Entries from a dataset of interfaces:

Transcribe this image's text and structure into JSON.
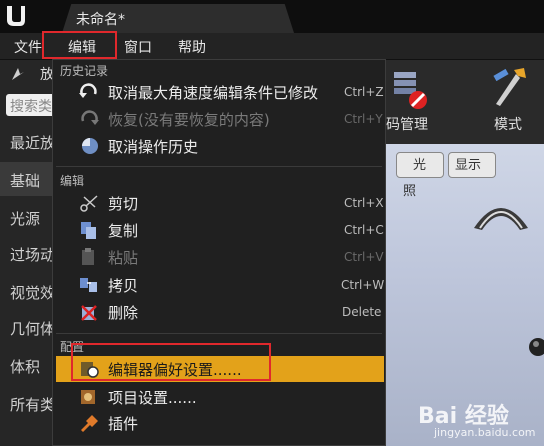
{
  "window": {
    "tab_title": "未命名*"
  },
  "menubar": {
    "items": [
      "文件",
      "编辑",
      "窗口",
      "帮助"
    ]
  },
  "left_panel": {
    "title": "放",
    "search_placeholder": "搜索类",
    "categories": [
      "最近放",
      "基础",
      "光源",
      "过场动",
      "视觉效",
      "几何体",
      "体积",
      "所有类"
    ]
  },
  "toolbar": {
    "code_label": "码管理",
    "mode_label": "模式"
  },
  "viewport": {
    "lit_button": "光照",
    "show_button": "显示"
  },
  "dropdown": {
    "sections": {
      "history": "历史记录",
      "edit": "编辑",
      "config": "配置"
    },
    "history_items": [
      {
        "label": "取消最大角速度编辑条件已修改",
        "shortcut": "Ctrl+Z",
        "enabled": true,
        "icon": "undo-icon"
      },
      {
        "label": "恢复(没有要恢复的内容)",
        "shortcut": "Ctrl+Y",
        "enabled": false,
        "icon": "redo-icon"
      },
      {
        "label": "取消操作历史",
        "shortcut": "",
        "enabled": true,
        "icon": "undo-history-icon"
      }
    ],
    "edit_items": [
      {
        "label": "剪切",
        "shortcut": "Ctrl+X",
        "enabled": true,
        "icon": "scissors-icon"
      },
      {
        "label": "复制",
        "shortcut": "Ctrl+C",
        "enabled": true,
        "icon": "copy-icon"
      },
      {
        "label": "粘贴",
        "shortcut": "Ctrl+V",
        "enabled": false,
        "icon": "paste-icon"
      },
      {
        "label": "拷贝",
        "shortcut": "Ctrl+W",
        "enabled": true,
        "icon": "duplicate-icon"
      },
      {
        "label": "删除",
        "shortcut": "Delete",
        "enabled": true,
        "icon": "delete-icon"
      }
    ],
    "config_items": [
      {
        "label": "编辑器偏好设置......",
        "shortcut": "",
        "enabled": true,
        "icon": "editor-preferences-icon",
        "highlighted": true
      },
      {
        "label": "项目设置......",
        "shortcut": "",
        "enabled": true,
        "icon": "project-settings-icon"
      },
      {
        "label": "插件",
        "shortcut": "",
        "enabled": true,
        "icon": "plugin-icon"
      }
    ]
  },
  "watermark": {
    "logo": "Bai 经验",
    "url": "jingyan.baidu.com"
  },
  "colors": {
    "highlight": "#e3a21a",
    "annotation_red": "#e0282c"
  }
}
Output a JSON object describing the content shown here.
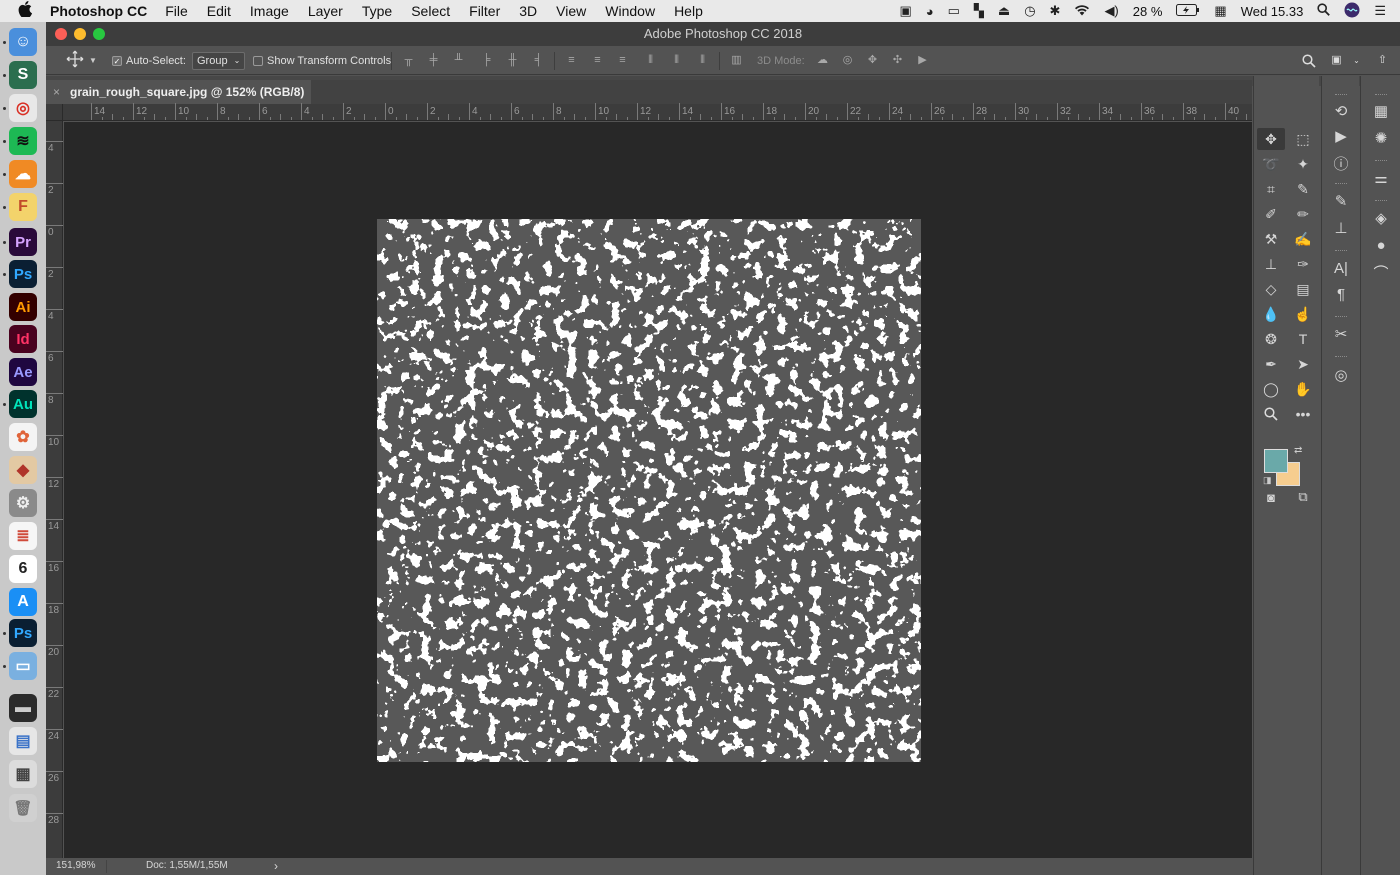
{
  "menubar": {
    "app_name": "Photoshop CC",
    "menus": [
      "File",
      "Edit",
      "Image",
      "Layer",
      "Type",
      "Select",
      "Filter",
      "3D",
      "View",
      "Window",
      "Help"
    ],
    "battery": "28 %",
    "clock": "Wed 15.33"
  },
  "window": {
    "title": "Adobe Photoshop CC 2018"
  },
  "options": {
    "auto_select_label": "Auto-Select:",
    "auto_select_value": "Group",
    "show_transform_label": "Show Transform Controls",
    "mode_3d_label": "3D Mode:"
  },
  "document": {
    "tab_title": "grain_rough_square.jpg @ 152% (RGB/8) *",
    "close_glyph": "×"
  },
  "ruler": {
    "h_labels": [
      "14",
      "12",
      "10",
      "8",
      "6",
      "4",
      "2",
      "0",
      "2",
      "4",
      "6",
      "8",
      "10",
      "12",
      "14",
      "16",
      "18",
      "20",
      "22",
      "24",
      "26",
      "28",
      "30",
      "32",
      "34",
      "36",
      "38",
      "40"
    ],
    "v_labels": [
      "4",
      "2",
      "0",
      "2",
      "4",
      "6",
      "8",
      "10",
      "12",
      "14",
      "16",
      "18",
      "20",
      "22",
      "24",
      "26",
      "28"
    ]
  },
  "status": {
    "zoom": "151,98%",
    "doc_size": "Doc: 1,55M/1,55M",
    "arrow": "›"
  },
  "colors": {
    "foreground": "#6aa9a9",
    "background": "#f6cd8f"
  },
  "dock": {
    "apps": [
      {
        "name": "finder",
        "glyph": "☺",
        "bg": "#4a8fdc",
        "fg": "#ffffff"
      },
      {
        "name": "scrivener",
        "glyph": "S",
        "bg": "#2b6e4f",
        "fg": "#ffffff"
      },
      {
        "name": "chrome",
        "glyph": "◎",
        "bg": "#e8e8e8",
        "fg": "#d93025"
      },
      {
        "name": "spotify",
        "glyph": "≋",
        "bg": "#1db954",
        "fg": "#111111"
      },
      {
        "name": "cloud-app",
        "glyph": "☁",
        "bg": "#f08a24",
        "fg": "#ffffff"
      },
      {
        "name": "fontself",
        "glyph": "F",
        "bg": "#f3d36b",
        "fg": "#c24b2a"
      },
      {
        "name": "premiere",
        "glyph": "Pr",
        "bg": "#2a0a3a",
        "fg": "#d6a3ff"
      },
      {
        "name": "photoshop",
        "glyph": "Ps",
        "bg": "#0a1f33",
        "fg": "#31a8ff"
      },
      {
        "name": "illustrator",
        "glyph": "Ai",
        "bg": "#330000",
        "fg": "#ff9a00"
      },
      {
        "name": "indesign",
        "glyph": "Id",
        "bg": "#49021f",
        "fg": "#ff3366"
      },
      {
        "name": "after-effects",
        "glyph": "Ae",
        "bg": "#1f0740",
        "fg": "#9999ff"
      },
      {
        "name": "audition",
        "glyph": "Au",
        "bg": "#00322d",
        "fg": "#00e4bb"
      },
      {
        "name": "photos",
        "glyph": "✿",
        "bg": "#f4f4f4",
        "fg": "#e0643a"
      },
      {
        "name": "ruby-app",
        "glyph": "◆",
        "bg": "#e3c9a3",
        "fg": "#b0342a"
      },
      {
        "name": "system-preferences",
        "glyph": "⚙",
        "bg": "#8a8a8a",
        "fg": "#eeeeee"
      },
      {
        "name": "notes",
        "glyph": "≣",
        "bg": "#f6f6f6",
        "fg": "#d04a3a"
      },
      {
        "name": "calendar",
        "glyph": "6",
        "bg": "#ffffff",
        "fg": "#222222"
      },
      {
        "name": "app-store",
        "glyph": "A",
        "bg": "#1a8ff5",
        "fg": "#ffffff"
      },
      {
        "name": "photoshop-2",
        "glyph": "Ps",
        "bg": "#0a1f33",
        "fg": "#31a8ff"
      },
      {
        "name": "preview",
        "glyph": "▭",
        "bg": "#7ab0e0",
        "fg": "#ffffff"
      },
      {
        "name": "terminal-window",
        "glyph": "▬",
        "bg": "#2b2b2b",
        "fg": "#cccccc"
      },
      {
        "name": "doc-window",
        "glyph": "▤",
        "bg": "#e6e6e6",
        "fg": "#3b73c8"
      },
      {
        "name": "screenshot-window",
        "glyph": "▦",
        "bg": "#dcdcdc",
        "fg": "#444444"
      },
      {
        "name": "trash",
        "glyph": "🗑",
        "bg": "#d0d0d0",
        "fg": "#777777"
      }
    ]
  }
}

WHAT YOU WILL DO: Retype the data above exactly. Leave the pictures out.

TASK OUTPUT:
Transcribe this image's text and structure into JSON.
{
  "window": {
    "tab_title": "未命名*"
  },
  "menubar": {
    "items": [
      "文件",
      "编辑",
      "窗口",
      "帮助"
    ]
  },
  "left_panel": {
    "title": "放",
    "search_placeholder": "搜索类",
    "categories": [
      "最近放",
      "基础",
      "光源",
      "过场动",
      "视觉效",
      "几何体",
      "体积",
      "所有类"
    ]
  },
  "toolbar": {
    "code_label": "码管理",
    "mode_label": "模式"
  },
  "viewport": {
    "lit_button": "光照",
    "show_button": "显示"
  },
  "dropdown": {
    "sections": {
      "history": "历史记录",
      "edit": "编辑",
      "config": "配置"
    },
    "history_items": [
      {
        "label": "取消最大角速度编辑条件已修改",
        "shortcut": "Ctrl+Z",
        "enabled": true,
        "icon": "undo-icon"
      },
      {
        "label": "恢复(没有要恢复的内容)",
        "shortcut": "Ctrl+Y",
        "enabled": false,
        "icon": "redo-icon"
      },
      {
        "label": "取消操作历史",
        "shortcut": "",
        "enabled": true,
        "icon": "undo-history-icon"
      }
    ],
    "edit_items": [
      {
        "label": "剪切",
        "shortcut": "Ctrl+X",
        "enabled": true,
        "icon": "scissors-icon"
      },
      {
        "label": "复制",
        "shortcut": "Ctrl+C",
        "enabled": true,
        "icon": "copy-icon"
      },
      {
        "label": "粘贴",
        "shortcut": "Ctrl+V",
        "enabled": false,
        "icon": "paste-icon"
      },
      {
        "label": "拷贝",
        "shortcut": "Ctrl+W",
        "enabled": true,
        "icon": "duplicate-icon"
      },
      {
        "label": "删除",
        "shortcut": "Delete",
        "enabled": true,
        "icon": "delete-icon"
      }
    ],
    "config_items": [
      {
        "label": "编辑器偏好设置......",
        "shortcut": "",
        "enabled": true,
        "icon": "editor-preferences-icon",
        "highlighted": true
      },
      {
        "label": "项目设置......",
        "shortcut": "",
        "enabled": true,
        "icon": "project-settings-icon"
      },
      {
        "label": "插件",
        "shortcut": "",
        "enabled": true,
        "icon": "plugin-icon"
      }
    ]
  },
  "watermark": {
    "logo": "Bai 经验",
    "url": "jingyan.baidu.com"
  },
  "colors": {
    "highlight": "#e3a21a",
    "annotation_red": "#e0282c"
  }
}
Output a JSON object describing the content shown here.
{
  "menubar": {
    "app_name": "Photoshop CC",
    "menus": [
      "File",
      "Edit",
      "Image",
      "Layer",
      "Type",
      "Select",
      "Filter",
      "3D",
      "View",
      "Window",
      "Help"
    ],
    "battery": "28 %",
    "clock": "Wed 15.33"
  },
  "window": {
    "title": "Adobe Photoshop CC 2018"
  },
  "options": {
    "auto_select_label": "Auto-Select:",
    "auto_select_value": "Group",
    "show_transform_label": "Show Transform Controls",
    "mode_3d_label": "3D Mode:"
  },
  "document": {
    "tab_title": "grain_rough_square.jpg @ 152% (RGB/8) *",
    "close_glyph": "×"
  },
  "ruler": {
    "h_labels": [
      "14",
      "12",
      "10",
      "8",
      "6",
      "4",
      "2",
      "0",
      "2",
      "4",
      "6",
      "8",
      "10",
      "12",
      "14",
      "16",
      "18",
      "20",
      "22",
      "24",
      "26",
      "28",
      "30",
      "32",
      "34",
      "36",
      "38",
      "40"
    ],
    "v_labels": [
      "4",
      "2",
      "0",
      "2",
      "4",
      "6",
      "8",
      "10",
      "12",
      "14",
      "16",
      "18",
      "20",
      "22",
      "24",
      "26",
      "28"
    ]
  },
  "status": {
    "zoom": "151,98%",
    "doc_size": "Doc: 1,55M/1,55M",
    "arrow": "›"
  },
  "colors": {
    "foreground": "#6aa9a9",
    "background": "#f6cd8f"
  },
  "dock": {
    "apps": [
      {
        "name": "finder",
        "glyph": "☺",
        "bg": "#4a8fdc",
        "fg": "#ffffff"
      },
      {
        "name": "scrivener",
        "glyph": "S",
        "bg": "#2b6e4f",
        "fg": "#ffffff"
      },
      {
        "name": "chrome",
        "glyph": "◎",
        "bg": "#e8e8e8",
        "fg": "#d93025"
      },
      {
        "name": "spotify",
        "glyph": "≋",
        "bg": "#1db954",
        "fg": "#111111"
      },
      {
        "name": "cloud-app",
        "glyph": "☁",
        "bg": "#f08a24",
        "fg": "#ffffff"
      },
      {
        "name": "fontself",
        "glyph": "F",
        "bg": "#f3d36b",
        "fg": "#c24b2a"
      },
      {
        "name": "premiere",
        "glyph": "Pr",
        "bg": "#2a0a3a",
        "fg": "#d6a3ff"
      },
      {
        "name": "photoshop",
        "glyph": "Ps",
        "bg": "#0a1f33",
        "fg": "#31a8ff"
      },
      {
        "name": "illustrator",
        "glyph": "Ai",
        "bg": "#330000",
        "fg": "#ff9a00"
      },
      {
        "name": "indesign",
        "glyph": "Id",
        "bg": "#49021f",
        "fg": "#ff3366"
      },
      {
        "name": "after-effects",
        "glyph": "Ae",
        "bg": "#1f0740",
        "fg": "#9999ff"
      },
      {
        "name": "audition",
        "glyph": "Au",
        "bg": "#00322d",
        "fg": "#00e4bb"
      },
      {
        "name": "photos",
        "glyph": "✿",
        "bg": "#f4f4f4",
        "fg": "#e0643a"
      },
      {
        "name": "ruby-app",
        "glyph": "◆",
        "bg": "#e3c9a3",
        "fg": "#b0342a"
      },
      {
        "name": "system-preferences",
        "glyph": "⚙",
        "bg": "#8a8a8a",
        "fg": "#eeeeee"
      },
      {
        "name": "notes",
        "glyph": "≣",
        "bg": "#f6f6f6",
        "fg": "#d04a3a"
      },
      {
        "name": "calendar",
        "glyph": "6",
        "bg": "#ffffff",
        "fg": "#222222"
      },
      {
        "name": "app-store",
        "glyph": "A",
        "bg": "#1a8ff5",
        "fg": "#ffffff"
      },
      {
        "name": "photoshop-2",
        "glyph": "Ps",
        "bg": "#0a1f33",
        "fg": "#31a8ff"
      },
      {
        "name": "preview",
        "glyph": "▭",
        "bg": "#7ab0e0",
        "fg": "#ffffff"
      },
      {
        "name": "terminal-window",
        "glyph": "▬",
        "bg": "#2b2b2b",
        "fg": "#cccccc"
      },
      {
        "name": "doc-window",
        "glyph": "▤",
        "bg": "#e6e6e6",
        "fg": "#3b73c8"
      },
      {
        "name": "screenshot-window",
        "glyph": "▦",
        "bg": "#dcdcdc",
        "fg": "#444444"
      },
      {
        "name": "trash",
        "glyph": "🗑",
        "bg": "#d0d0d0",
        "fg": "#777777"
      }
    ]
  }
}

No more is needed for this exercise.